As a result, hospital CEO Bernadette MacDonald said it will provide a rapid antigen test to all hospital visitors by the end of this week.
“They will need to have this test when they enter the hospital – before they enter any clinical wards, they will have to test negative,” she said.
“It’s not a guarantee, it won’t guarantee we won’t get exposed again, but it does help us reduce the risk of that happening.”
MacDonald said the father with coronavirus visited the “butterfly ward” of the newborn on Thursday or Friday, and reported to the hospital after he tested positive on Monday evening.
She said there were 29 children in the ward when the father visited.
The health department thought the father was contagious when he was on the ward.
Two of the children were declared Level 1 or close contacts, and the rest were declared Level 2 or informal contacts.
All 29 children’s families have been contacted and are being tested to see if they have COVID-19. MacDonald said none of the children had coronavirus.
In all, the Royal Children’s Hospital had about five patients at one time with COVID-19, Ms MacDonald said.
“We have negative pressure rooms that are being looked after for children with COVID, and we have enough negative pressure rooms to handle the demand that we have at this point in time,” she said.

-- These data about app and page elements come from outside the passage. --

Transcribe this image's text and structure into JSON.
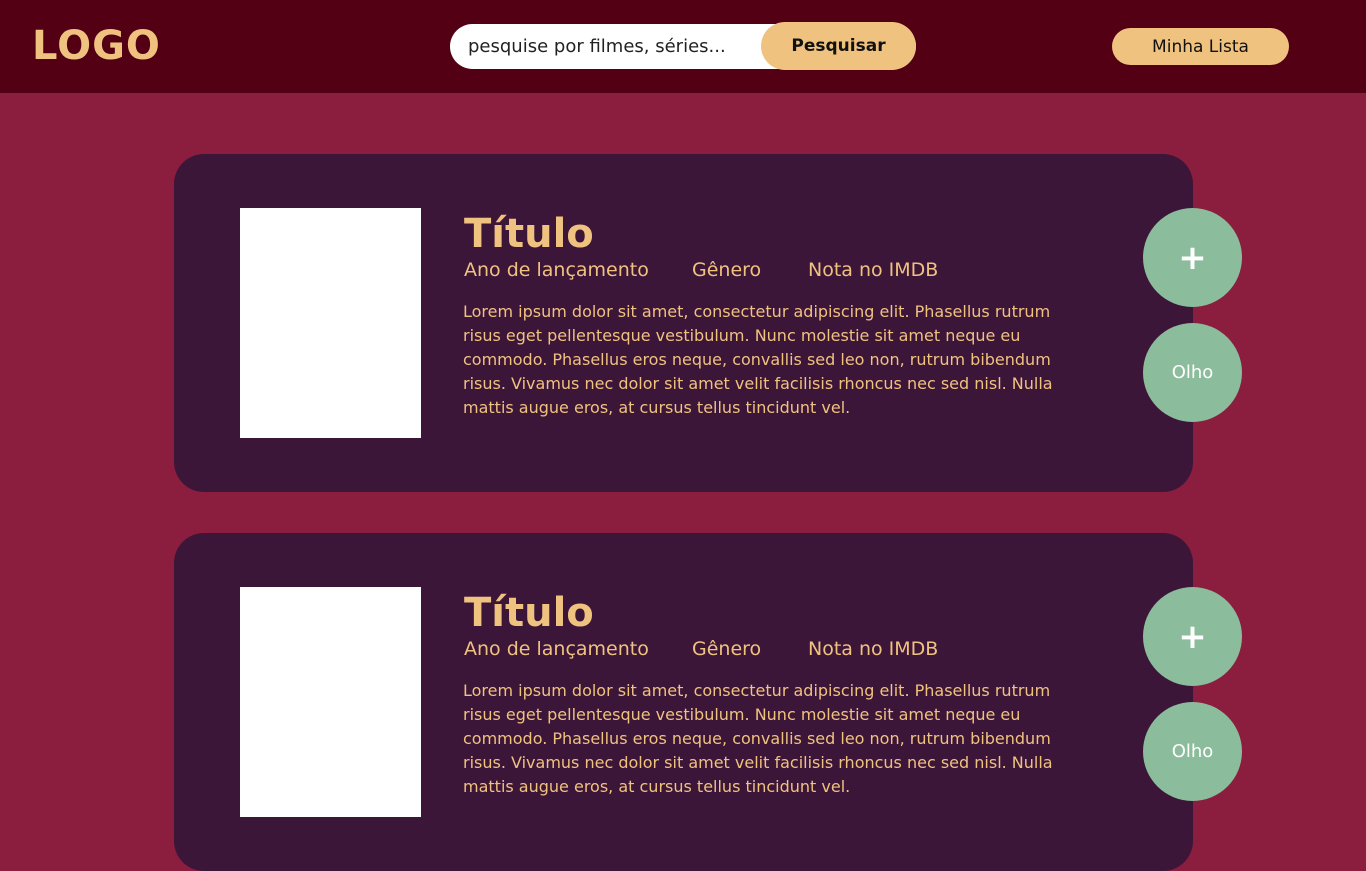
{
  "header": {
    "logo": "LOGO",
    "search_placeholder": "pesquise por filmes, séries...",
    "search_button": "Pesquisar",
    "my_list_button": "Minha Lista"
  },
  "results": [
    {
      "title": "Título",
      "year_label": "Ano de lançamento",
      "genre_label": "Gênero",
      "imdb_label": "Nota no IMDB",
      "description": "Lorem ipsum dolor sit amet, consectetur adipiscing elit. Phasellus rutrum risus eget pellentesque vestibulum. Nunc molestie sit amet neque eu commodo. Phasellus eros neque, convallis sed leo non, rutrum bibendum risus. Vivamus nec dolor sit amet velit facilisis rhoncus nec sed nisl. Nulla mattis augue eros, at cursus tellus tincidunt vel.",
      "add_button": "+",
      "eye_button": "Olho"
    },
    {
      "title": "Título",
      "year_label": "Ano de lançamento",
      "genre_label": "Gênero",
      "imdb_label": "Nota no IMDB",
      "description": "Lorem ipsum dolor sit amet, consectetur adipiscing elit. Phasellus rutrum risus eget pellentesque vestibulum. Nunc molestie sit amet neque eu commodo. Phasellus eros neque, convallis sed leo non, rutrum bibendum risus. Vivamus nec dolor sit amet velit facilisis rhoncus nec sed nisl. Nulla mattis augue eros, at cursus tellus tincidunt vel.",
      "add_button": "+",
      "eye_button": "Olho"
    }
  ],
  "colors": {
    "page_background": "#8b1e3f",
    "header_background": "#540014",
    "card_background": "#3c1639",
    "accent": "#f0c27f",
    "circle_button": "#8bbc9c"
  }
}
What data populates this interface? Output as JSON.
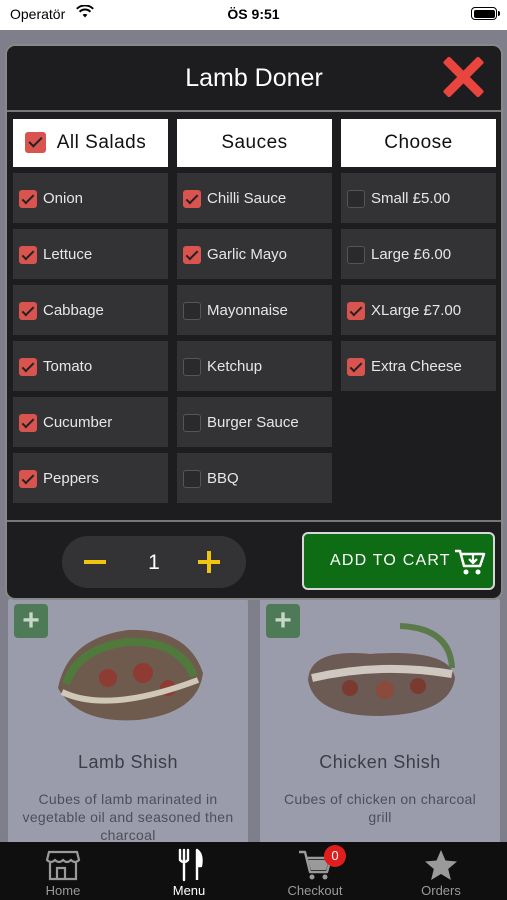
{
  "status_bar": {
    "carrier": "Operatör",
    "time": "ÖS 9:51"
  },
  "modal": {
    "title": "Lamb Doner",
    "columns": [
      {
        "header": "All Salads",
        "header_checked": true,
        "options": [
          {
            "label": "Onion",
            "checked": true
          },
          {
            "label": "Lettuce",
            "checked": true
          },
          {
            "label": "Cabbage",
            "checked": true
          },
          {
            "label": "Tomato",
            "checked": true
          },
          {
            "label": "Cucumber",
            "checked": true
          },
          {
            "label": "Peppers",
            "checked": true
          }
        ]
      },
      {
        "header": "Sauces",
        "options": [
          {
            "label": "Chilli Sauce",
            "checked": true
          },
          {
            "label": "Garlic Mayo",
            "checked": true
          },
          {
            "label": "Mayonnaise",
            "checked": false
          },
          {
            "label": "Ketchup",
            "checked": false
          },
          {
            "label": "Burger Sauce",
            "checked": false
          },
          {
            "label": "BBQ",
            "checked": false
          }
        ]
      },
      {
        "header": "Choose",
        "options": [
          {
            "label": "Small £5.00",
            "checked": false
          },
          {
            "label": "Large £6.00",
            "checked": false
          },
          {
            "label": "XLarge £7.00",
            "checked": true
          },
          {
            "label": "Extra Cheese",
            "checked": true
          }
        ]
      }
    ],
    "quantity": "1",
    "add_to_cart_label": "ADD TO CART"
  },
  "menu_items": [
    {
      "name": "Lamb Shish",
      "description": "Cubes of lamb marinated in vegetable oil and seasoned then charcoal"
    },
    {
      "name": "Chicken Shish",
      "description": "Cubes of chicken on charcoal grill"
    }
  ],
  "tabs": [
    {
      "label": "Home",
      "icon": "store-icon",
      "active": false
    },
    {
      "label": "Menu",
      "icon": "fork-knife-icon",
      "active": true
    },
    {
      "label": "Checkout",
      "icon": "cart-icon",
      "active": false,
      "badge": "0"
    },
    {
      "label": "Orders",
      "icon": "star-icon",
      "active": false
    }
  ],
  "colors": {
    "accent_red": "#e8453e",
    "checkbox_red": "#d9534f",
    "cart_green": "#0e6d14",
    "stepper_yellow": "#f1c40f"
  }
}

Last week, hospitalized pediatric cancer patients and their families were forced to self-quarantine for 14 days after unknowingly visiting another affected parent.